The government formally took over the group’s recommendations, which Denmark aspires to become, in a span of four decades, the first fossil fuel free.
It is in pursuit of that goal that wind power plays an increasingly important role. Denmark was a pioneer in this field in the 1970’s, and nearly half of the wind turbines in the world are produced by Danish manufacturers.
In Denmark, wind turbines are always on the horizon, generating more than three thousand megawatts of electricity, or about 20 percent of total consumption in the country-the highest proportion of the world.
Many of these turbines rise more than 100 meters above the ground or on offshore platforms, each with three blades 40 meters long whose ends rotate at over 160 kilometers per hour as high-tech versions of windmills the bucolic Dutch countryside.
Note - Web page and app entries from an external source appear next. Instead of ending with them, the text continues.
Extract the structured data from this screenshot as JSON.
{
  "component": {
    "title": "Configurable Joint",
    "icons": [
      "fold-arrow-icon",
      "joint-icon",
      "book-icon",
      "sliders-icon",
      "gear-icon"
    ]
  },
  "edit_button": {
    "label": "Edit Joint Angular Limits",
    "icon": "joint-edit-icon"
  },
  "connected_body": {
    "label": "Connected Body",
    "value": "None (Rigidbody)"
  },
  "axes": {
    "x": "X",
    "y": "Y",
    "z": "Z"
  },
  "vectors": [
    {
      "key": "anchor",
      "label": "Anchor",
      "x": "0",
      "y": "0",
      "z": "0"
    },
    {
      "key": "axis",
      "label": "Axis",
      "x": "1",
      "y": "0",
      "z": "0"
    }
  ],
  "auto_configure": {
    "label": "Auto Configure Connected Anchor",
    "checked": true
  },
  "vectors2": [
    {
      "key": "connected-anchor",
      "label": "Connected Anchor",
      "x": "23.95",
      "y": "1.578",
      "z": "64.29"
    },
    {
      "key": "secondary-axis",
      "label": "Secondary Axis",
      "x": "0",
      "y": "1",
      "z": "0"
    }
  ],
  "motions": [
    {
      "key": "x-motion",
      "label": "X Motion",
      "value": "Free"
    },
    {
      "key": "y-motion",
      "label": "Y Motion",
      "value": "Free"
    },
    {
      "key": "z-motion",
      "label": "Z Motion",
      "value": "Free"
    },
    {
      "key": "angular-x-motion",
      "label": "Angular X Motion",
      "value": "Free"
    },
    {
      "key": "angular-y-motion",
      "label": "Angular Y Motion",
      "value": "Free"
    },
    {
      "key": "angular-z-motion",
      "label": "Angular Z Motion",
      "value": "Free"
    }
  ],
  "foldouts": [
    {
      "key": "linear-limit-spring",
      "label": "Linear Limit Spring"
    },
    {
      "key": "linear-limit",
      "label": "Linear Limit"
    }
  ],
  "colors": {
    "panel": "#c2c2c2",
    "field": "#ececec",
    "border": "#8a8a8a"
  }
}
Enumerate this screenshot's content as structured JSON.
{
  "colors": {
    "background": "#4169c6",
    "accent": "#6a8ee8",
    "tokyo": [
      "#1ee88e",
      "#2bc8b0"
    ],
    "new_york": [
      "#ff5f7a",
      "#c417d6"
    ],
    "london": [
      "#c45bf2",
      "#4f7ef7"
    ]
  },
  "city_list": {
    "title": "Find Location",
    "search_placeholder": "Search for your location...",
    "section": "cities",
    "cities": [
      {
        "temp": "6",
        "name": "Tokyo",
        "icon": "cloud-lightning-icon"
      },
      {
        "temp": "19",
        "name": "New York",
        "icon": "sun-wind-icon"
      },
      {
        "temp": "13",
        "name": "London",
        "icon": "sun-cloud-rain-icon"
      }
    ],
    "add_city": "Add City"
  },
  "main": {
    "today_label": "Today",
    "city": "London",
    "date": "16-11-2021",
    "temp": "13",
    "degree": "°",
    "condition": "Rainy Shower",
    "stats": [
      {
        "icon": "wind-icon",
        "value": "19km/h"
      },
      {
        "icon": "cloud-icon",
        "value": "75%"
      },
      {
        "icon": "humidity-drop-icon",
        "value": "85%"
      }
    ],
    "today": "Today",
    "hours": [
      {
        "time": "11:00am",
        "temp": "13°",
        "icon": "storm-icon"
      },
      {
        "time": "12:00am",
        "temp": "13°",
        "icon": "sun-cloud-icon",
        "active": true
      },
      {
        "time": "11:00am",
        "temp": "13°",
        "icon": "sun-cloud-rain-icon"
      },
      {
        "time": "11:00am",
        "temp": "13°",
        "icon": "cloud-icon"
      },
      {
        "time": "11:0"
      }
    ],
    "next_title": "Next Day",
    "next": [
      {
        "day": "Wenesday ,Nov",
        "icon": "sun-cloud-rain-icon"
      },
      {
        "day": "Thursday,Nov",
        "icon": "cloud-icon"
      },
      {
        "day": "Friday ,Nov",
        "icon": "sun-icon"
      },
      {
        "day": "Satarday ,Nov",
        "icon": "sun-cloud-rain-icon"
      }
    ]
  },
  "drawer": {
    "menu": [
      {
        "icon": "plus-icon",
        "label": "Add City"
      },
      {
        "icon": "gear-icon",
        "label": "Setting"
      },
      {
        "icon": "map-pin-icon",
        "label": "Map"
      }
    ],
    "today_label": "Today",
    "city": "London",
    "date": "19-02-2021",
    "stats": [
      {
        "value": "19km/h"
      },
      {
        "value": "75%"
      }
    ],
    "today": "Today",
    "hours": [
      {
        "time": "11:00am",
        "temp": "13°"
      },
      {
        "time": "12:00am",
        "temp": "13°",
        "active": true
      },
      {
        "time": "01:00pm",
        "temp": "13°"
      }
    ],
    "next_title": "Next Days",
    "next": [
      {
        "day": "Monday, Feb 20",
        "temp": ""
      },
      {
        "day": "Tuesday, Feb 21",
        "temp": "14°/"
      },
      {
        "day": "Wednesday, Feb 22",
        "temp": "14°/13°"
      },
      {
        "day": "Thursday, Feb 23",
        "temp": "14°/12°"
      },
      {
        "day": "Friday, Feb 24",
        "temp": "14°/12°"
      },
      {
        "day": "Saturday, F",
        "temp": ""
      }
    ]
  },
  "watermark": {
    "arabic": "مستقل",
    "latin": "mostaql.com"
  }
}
The Danes do not seem to mind much the sight of these huge towers, perhaps because some turbines are cooperatively owned by residents, and meeting community needs of its electricity.
Since then, this source of energy is not without its problems, the most obvious of which is the variability of the winds.
On days with little wind, the turbines can remain operational, in which case power plants using different fuels such as agricultural waste, biomass and petroleum products, increase their contribution to the national grid.
By contrast, when the wind is too strong and the turbines generate excess electricity, Denmark is forced to sell the surplus at unfavorable prices to neighboring countries such as Norway and Germany.
However, with the prospect of exhaustion (and therefore more expensive) fossil fuels and the development of technologies for the storage of excess energy, use renewable sources like wind is emerging as an alternative both economically viable and environmentally sustainable .